- aims to help students to know and recognize the standards that they are aiming for. Learners need to be clear about exactly what they have to achieve in order to progress. They should have access to the criteria that will be used to judge this, and be shown examples or models where other learners have been successful. Students need to understand what counts as ‘good work’;
- involves students in peer and self-assessment. Ultimately, learners must be responsible for their own learning; the teacher cannot do that for them. So students must be actively involved in the process and need to be encouraged to see for themselves how they have progressed in their learning and what it is they need to do to improve. Teachers need to encourage students to review their work critically and constructively;
- provides feedback, which leads to students recognizing their next steps and how to take them. Feedback should be about the qualities of the work with specific advice on what needs to be done in order to improve. Students need to be given the time to act on advice and make decisions about their work, rather than being the passive recipients of teachers’ judgements;
- involves both teacher and student in reviewing and reflecting on assessment data (information). Students need to have opportunities to communicate their evolving understanding and to act on the feedback they are given.

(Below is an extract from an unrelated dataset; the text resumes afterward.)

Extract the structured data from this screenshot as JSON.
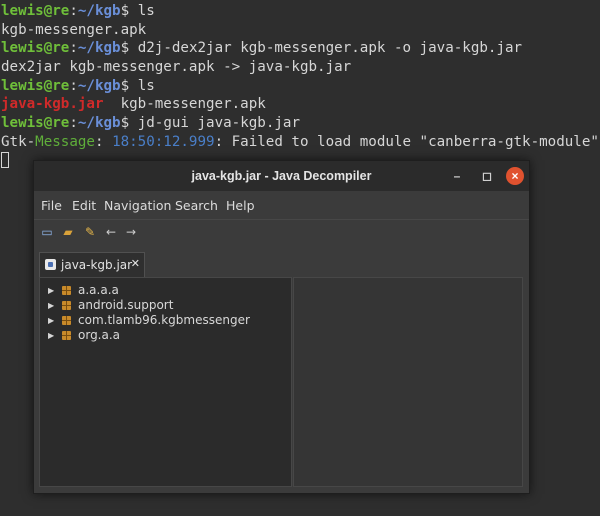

The interaction between teacher and student is an important element of developing understanding and promoting learning;
- is underpinned by confidence that every student can improve. Poor feedback can lead to students believing that they lack ‘ability’ and are not able to learn. Students will only invest effort in a task if they believe they can achieve something. The expectation in the classroom needs to be that every student can make progress in his or her learning.
How might we use Assessment for Learning?
Key Characteristics of Assessment for Learning and Teaching Strategies
- Share learning objectives at the beginning of the lesson and, where appropriate, during the lesson, in language that students can understand
- Use these objectives as the basis for questioning and feedback during class discussions.
- Evaluate this feedback in relation to the achievement of the learning objectives to inform the next stages of planning.
- Show students work that has met the criteria with explanations of why
- Give students clear success criteria and then relate them to the learning objectives
- Model what it should look like, for example, exemplify good writing on the board
- Ensure that there are clear, shared expectations about the presentation of work
- Provide displays of students’ work which show work in progress as well as finished products
- Give students clear opportunities to talk about what they have learned and what they have found difficult, using the learning objectives as a focus
- Encourage students to work/discuss together, focusing on how to improve
- Ask students to explain their thinking: ‘How did you get that answer?’
- Give time for students to reflect upon their learning
- Identify with students the next steps in learning
- Value oral as well as written feedback
- Ensure feedback is constructive as well as positive, identifying what the student has done well, what needs to be done to improve and how to do it
- Identify the next steps for groups and individuals as appropriate
- Identify small steps to enable students to see their progress, thus building confidence and self-esteem
- Encourage students to explain their thinking and reasoning within a secure classroom ethos
- Reflect with students on their work, for example through a storyboard of steps taken during an investigation
- Choose appropriate tasks to provide quality information (with emphasis on process, not just the correct answer)
- Provide time for students to reflect on what they have learned and understood, and to identify where they still have difficulties
- Adjust planning, evaluate effectiveness of task, resources, etc. as a result of assessment